**Assigned task**:
Identify every line in the records below that contains the word "Front", and copy each of those lines.
** The records follows **
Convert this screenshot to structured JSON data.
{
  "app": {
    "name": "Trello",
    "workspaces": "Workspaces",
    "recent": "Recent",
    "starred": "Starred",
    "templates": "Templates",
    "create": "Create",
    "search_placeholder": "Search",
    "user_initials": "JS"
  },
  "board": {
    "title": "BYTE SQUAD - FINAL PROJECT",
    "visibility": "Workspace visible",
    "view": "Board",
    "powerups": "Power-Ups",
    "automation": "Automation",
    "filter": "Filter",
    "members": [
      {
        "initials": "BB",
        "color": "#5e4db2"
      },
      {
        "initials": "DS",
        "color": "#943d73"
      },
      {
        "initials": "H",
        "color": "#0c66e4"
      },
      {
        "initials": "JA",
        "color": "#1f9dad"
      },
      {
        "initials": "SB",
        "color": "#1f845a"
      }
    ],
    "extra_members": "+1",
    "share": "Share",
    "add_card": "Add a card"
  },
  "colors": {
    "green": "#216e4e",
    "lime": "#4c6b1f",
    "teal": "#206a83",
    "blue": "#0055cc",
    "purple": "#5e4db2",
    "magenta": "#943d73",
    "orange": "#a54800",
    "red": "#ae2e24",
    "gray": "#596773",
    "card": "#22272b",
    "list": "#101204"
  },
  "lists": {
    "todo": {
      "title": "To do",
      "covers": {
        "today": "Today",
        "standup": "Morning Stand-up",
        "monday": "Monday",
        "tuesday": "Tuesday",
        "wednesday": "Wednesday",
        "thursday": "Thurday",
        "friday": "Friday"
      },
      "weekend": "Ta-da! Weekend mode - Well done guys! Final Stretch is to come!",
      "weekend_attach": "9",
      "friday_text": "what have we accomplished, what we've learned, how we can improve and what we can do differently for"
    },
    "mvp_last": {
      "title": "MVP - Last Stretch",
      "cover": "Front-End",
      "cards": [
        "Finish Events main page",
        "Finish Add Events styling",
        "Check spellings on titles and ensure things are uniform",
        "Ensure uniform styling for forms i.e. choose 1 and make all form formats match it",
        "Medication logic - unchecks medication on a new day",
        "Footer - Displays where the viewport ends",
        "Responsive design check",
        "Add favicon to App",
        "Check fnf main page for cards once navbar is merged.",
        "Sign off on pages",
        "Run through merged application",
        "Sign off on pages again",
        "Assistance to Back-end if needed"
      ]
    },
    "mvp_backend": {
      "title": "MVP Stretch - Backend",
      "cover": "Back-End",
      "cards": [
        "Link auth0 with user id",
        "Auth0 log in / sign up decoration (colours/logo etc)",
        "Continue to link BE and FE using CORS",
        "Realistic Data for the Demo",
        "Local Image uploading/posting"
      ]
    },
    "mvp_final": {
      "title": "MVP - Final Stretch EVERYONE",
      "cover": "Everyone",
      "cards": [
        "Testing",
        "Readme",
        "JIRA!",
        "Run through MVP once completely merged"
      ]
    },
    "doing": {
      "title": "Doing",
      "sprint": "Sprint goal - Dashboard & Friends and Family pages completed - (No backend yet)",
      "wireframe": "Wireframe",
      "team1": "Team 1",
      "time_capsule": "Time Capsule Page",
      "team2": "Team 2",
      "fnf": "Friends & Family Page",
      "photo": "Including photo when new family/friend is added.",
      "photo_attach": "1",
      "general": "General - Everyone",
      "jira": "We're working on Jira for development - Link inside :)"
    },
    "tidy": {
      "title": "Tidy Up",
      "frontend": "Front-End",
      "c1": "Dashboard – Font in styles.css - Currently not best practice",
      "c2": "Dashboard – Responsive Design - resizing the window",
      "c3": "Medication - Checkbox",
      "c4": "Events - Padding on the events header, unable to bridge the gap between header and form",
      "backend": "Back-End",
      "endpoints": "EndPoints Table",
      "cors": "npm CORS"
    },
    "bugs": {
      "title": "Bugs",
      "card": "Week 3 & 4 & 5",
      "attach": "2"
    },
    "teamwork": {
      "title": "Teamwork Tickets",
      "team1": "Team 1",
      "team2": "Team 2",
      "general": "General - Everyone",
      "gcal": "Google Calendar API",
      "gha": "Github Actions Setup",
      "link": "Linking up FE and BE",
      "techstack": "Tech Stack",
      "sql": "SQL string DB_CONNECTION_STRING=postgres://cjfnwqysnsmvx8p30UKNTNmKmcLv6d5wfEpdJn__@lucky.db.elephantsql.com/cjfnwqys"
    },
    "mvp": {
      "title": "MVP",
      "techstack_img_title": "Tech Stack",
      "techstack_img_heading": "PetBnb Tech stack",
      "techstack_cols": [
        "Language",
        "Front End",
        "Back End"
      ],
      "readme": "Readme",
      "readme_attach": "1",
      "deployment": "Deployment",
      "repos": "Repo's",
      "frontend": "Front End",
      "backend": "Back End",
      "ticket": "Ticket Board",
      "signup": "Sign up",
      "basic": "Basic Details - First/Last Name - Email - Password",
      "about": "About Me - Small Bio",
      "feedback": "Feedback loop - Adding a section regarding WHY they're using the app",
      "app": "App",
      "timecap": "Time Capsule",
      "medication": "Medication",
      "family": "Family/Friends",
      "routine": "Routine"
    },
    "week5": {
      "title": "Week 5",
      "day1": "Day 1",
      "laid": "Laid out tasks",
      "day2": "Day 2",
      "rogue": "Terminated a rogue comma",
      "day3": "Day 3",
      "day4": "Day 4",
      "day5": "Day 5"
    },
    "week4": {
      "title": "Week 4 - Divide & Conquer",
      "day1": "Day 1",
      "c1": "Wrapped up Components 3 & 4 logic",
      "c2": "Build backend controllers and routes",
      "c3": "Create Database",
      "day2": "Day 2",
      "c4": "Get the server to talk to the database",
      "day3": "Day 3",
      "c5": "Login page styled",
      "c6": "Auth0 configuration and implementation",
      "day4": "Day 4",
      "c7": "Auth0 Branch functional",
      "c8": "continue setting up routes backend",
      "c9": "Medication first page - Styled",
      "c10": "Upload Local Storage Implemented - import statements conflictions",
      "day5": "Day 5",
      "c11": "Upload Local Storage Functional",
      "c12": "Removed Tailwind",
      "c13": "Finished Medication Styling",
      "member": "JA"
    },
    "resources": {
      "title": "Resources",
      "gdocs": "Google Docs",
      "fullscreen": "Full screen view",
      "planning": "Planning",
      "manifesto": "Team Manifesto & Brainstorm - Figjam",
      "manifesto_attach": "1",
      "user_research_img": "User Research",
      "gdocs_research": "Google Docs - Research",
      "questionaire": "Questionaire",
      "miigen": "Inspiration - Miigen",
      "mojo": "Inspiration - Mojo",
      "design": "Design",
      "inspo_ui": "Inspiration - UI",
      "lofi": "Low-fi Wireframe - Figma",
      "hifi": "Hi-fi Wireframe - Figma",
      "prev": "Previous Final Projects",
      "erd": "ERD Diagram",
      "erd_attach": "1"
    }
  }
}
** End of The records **
**Task response**:
      "cover": "Front-End",
      "frontend": "Front-End",
        "Front End",
      "frontend": "Front End",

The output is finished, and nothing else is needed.